It’s an effort to go see My Name is Asher Lev. The drive is long and my windshield is a total bug splatter graveyard from the excursion. But if you’re up for a bit of a day trip, despite some of the weaker moments in the show, my feeling is that there is a lot of really good stuff going on in this play. It’s an interesting story that tackles the issues honestly and doesn’t sugar coat the problem or give us neat and tidy answers. Morris Ertman’s direction makes very good use of a small stage and Lachlin Johnson’s set design is minimal but nicely effective. And then of course there is Schmidt’s performance, which for me was reason enough to have made the whole trip worthwhile.

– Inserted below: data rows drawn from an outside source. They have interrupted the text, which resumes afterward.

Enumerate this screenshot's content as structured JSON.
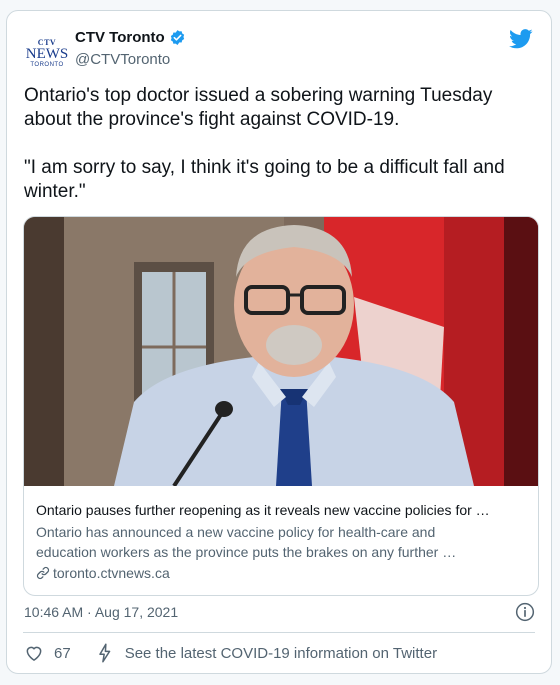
{
  "account": {
    "logo_line1": "CTV",
    "logo_line2": "NEWS",
    "logo_line3": "TORONTO",
    "name": "CTV Toronto",
    "handle": "@CTVToronto",
    "verified": true
  },
  "tweet": {
    "paragraphs": [
      "Ontario's top doctor issued a sobering warning Tuesday about the province's fight against COVID-19.",
      "\"I am sorry to say, I think it's going to be a difficult fall and winter.\""
    ],
    "timestamp": "10:46 AM · Aug 17, 2021",
    "like_count": "67",
    "covid_link": "See the latest COVID-19 information on Twitter"
  },
  "link_card": {
    "title": "Ontario pauses further reopening as it reveals new vaccine policies for …",
    "description_lines": [
      "Ontario has announced a new vaccine policy for health-care and",
      "education workers as the province puts the brakes on any further …"
    ],
    "domain": "toronto.ctvnews.ca"
  },
  "colors": {
    "brand_twitter": "#1d9bf0",
    "text_primary": "#0f1419",
    "text_secondary": "#536471",
    "border": "#cfd9de",
    "ctv_blue": "#1a3c8c"
  },
  "icons": [
    "ctv-news-logo",
    "verified-badge-icon",
    "twitter-bird-icon",
    "link-icon",
    "info-icon",
    "heart-icon",
    "lightning-icon"
  ]
}
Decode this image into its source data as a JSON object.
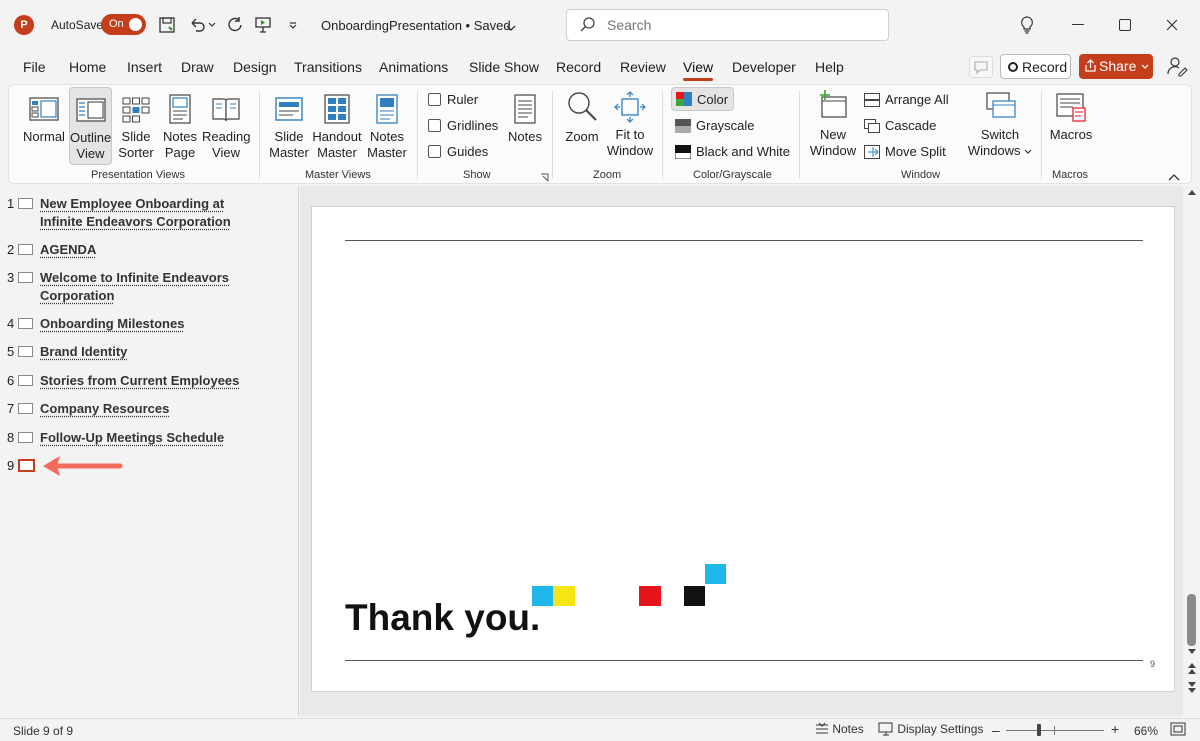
{
  "titlebar": {
    "autosave_label": "AutoSave",
    "autosave_state": "On",
    "document_title": "OnboardingPresentation • Saved",
    "search_placeholder": "Search"
  },
  "menu": {
    "tabs": [
      "File",
      "Home",
      "Insert",
      "Draw",
      "Design",
      "Transitions",
      "Animations",
      "Slide Show",
      "Record",
      "Review",
      "View",
      "Developer",
      "Help"
    ],
    "active_tab": "View",
    "record_label": "Record",
    "share_label": "Share"
  },
  "ribbon": {
    "presentation_views": {
      "label": "Presentation Views",
      "normal": "Normal",
      "outline": [
        "Outline",
        "View"
      ],
      "slide_sorter": [
        "Slide",
        "Sorter"
      ],
      "notes_page": [
        "Notes",
        "Page"
      ],
      "reading_view": [
        "Reading",
        "View"
      ]
    },
    "master_views": {
      "label": "Master Views",
      "slide_master": [
        "Slide",
        "Master"
      ],
      "handout_master": [
        "Handout",
        "Master"
      ],
      "notes_master": [
        "Notes",
        "Master"
      ]
    },
    "show": {
      "label": "Show",
      "ruler": "Ruler",
      "gridlines": "Gridlines",
      "guides": "Guides",
      "notes": "Notes"
    },
    "zoom": {
      "label": "Zoom",
      "zoom": "Zoom",
      "fit_to_window": [
        "Fit to",
        "Window"
      ]
    },
    "color": {
      "label": "Color/Grayscale",
      "color": "Color",
      "grayscale": "Grayscale",
      "black_white": "Black and White"
    },
    "window": {
      "label": "Window",
      "new_window": [
        "New",
        "Window"
      ],
      "arrange_all": "Arrange All",
      "cascade": "Cascade",
      "move_split": "Move Split",
      "switch_windows": [
        "Switch",
        "Windows"
      ]
    },
    "macros": {
      "label": "Macros",
      "macros": "Macros"
    }
  },
  "outline": {
    "items": [
      {
        "num": "1",
        "title": "New Employee Onboarding at Infinite Endeavors Corporation"
      },
      {
        "num": "2",
        "title": "AGENDA"
      },
      {
        "num": "3",
        "title": "Welcome to Infinite Endeavors Corporation"
      },
      {
        "num": "4",
        "title": "Onboarding Milestones"
      },
      {
        "num": "5",
        "title": "Brand Identity"
      },
      {
        "num": "6",
        "title": "Stories from Current Employees"
      },
      {
        "num": "7",
        "title": "Company Resources"
      },
      {
        "num": "8",
        "title": "Follow-Up Meetings Schedule"
      },
      {
        "num": "9",
        "title": ""
      }
    ]
  },
  "slide": {
    "title": "Thank you.",
    "page_number": "9"
  },
  "statusbar": {
    "slide_info": "Slide 9 of 9",
    "notes": "Notes",
    "display_settings": "Display Settings",
    "zoom_level": "66%",
    "minus": "–",
    "plus": "+"
  },
  "colors": {
    "accent": "#c43e1c",
    "arrow": "#f26b5b",
    "cyan": "#1fb6ea",
    "yellow": "#f5e416",
    "red": "#e8141c",
    "black": "#111111"
  }
}
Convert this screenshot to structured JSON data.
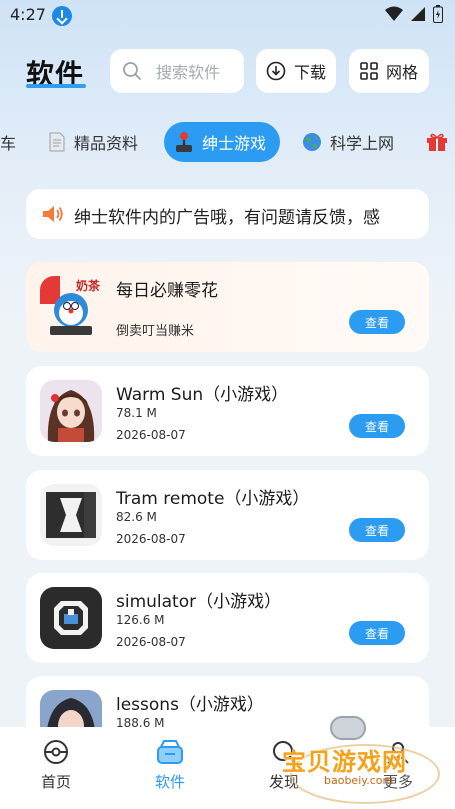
{
  "status_bar": {
    "time": "4:27"
  },
  "header": {
    "title": "软件",
    "search_placeholder": "搜索软件",
    "download_label": "下载",
    "grid_label": "网格"
  },
  "tabs": [
    {
      "label": "神车",
      "icon": "car-icon"
    },
    {
      "label": "精品资料",
      "icon": "document-icon"
    },
    {
      "label": "绅士游戏",
      "icon": "joystick-icon",
      "active": true
    },
    {
      "label": "科学上网",
      "icon": "globe-icon"
    },
    {
      "label": "",
      "icon": "gift-icon"
    }
  ],
  "notice": {
    "icon": "speaker-icon",
    "text": "绅士软件内的广告哦，有问题请反馈，感"
  },
  "items": [
    {
      "name": "每日必赚零花",
      "subtitle": "倒卖叮当赚米",
      "button": "查看",
      "ad": true,
      "icon_text": "奶茶"
    },
    {
      "name": "Warm Sun（小游戏）",
      "size": "78.1 M",
      "date": "2026-08-07",
      "button": "查看"
    },
    {
      "name": "Tram remote（小游戏）",
      "size": "82.6 M",
      "date": "2026-08-07",
      "button": "查看"
    },
    {
      "name": "simulator（小游戏）",
      "size": "126.6 M",
      "date": "2026-08-07",
      "button": "查看"
    },
    {
      "name": "lessons（小游戏）",
      "size": "188.6 M"
    }
  ],
  "bottom_nav": [
    {
      "label": "首页",
      "icon": "pokeball-icon"
    },
    {
      "label": "软件",
      "icon": "box-icon",
      "active": true
    },
    {
      "label": "发现",
      "icon": "discover-icon"
    },
    {
      "label": "更多",
      "icon": "user-icon"
    }
  ],
  "watermark": {
    "title": "宝贝游戏网",
    "url": "baobeiy.com"
  },
  "colors": {
    "accent": "#2b9cf2",
    "background": "#eef3f8"
  }
}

For the guys and the girls – Who can’t relate to the need to follow your dreams? Or the tension one would feel if those dreams were in direct conflict with a family you loved. It’s a messy situation that the play doesn’t pretend to fix for you. SEE IT
For the occasional theatre goer – A chance to learn about a culture you may not know much about through a storyline that you will relate to. Despite some foreign language, it’s easy to follow and this time you might be ok with not having things perfectly resolved at the end of the show. SEE IT
For the theatre junkie – There are problems. But they aren’t huge. And the upside of the one brilliant performance should be very tempting. MAYBE SEE IT
*Final Note – The day I went to see the play was a lovely sunny and warm day, which translated into an almost unbearable hot and muggy temperature inside the theatre. If you do go when the weather is warm, I suggest dressing as lightly as possible, bringing cold water and possibly something effective to fan yourself with.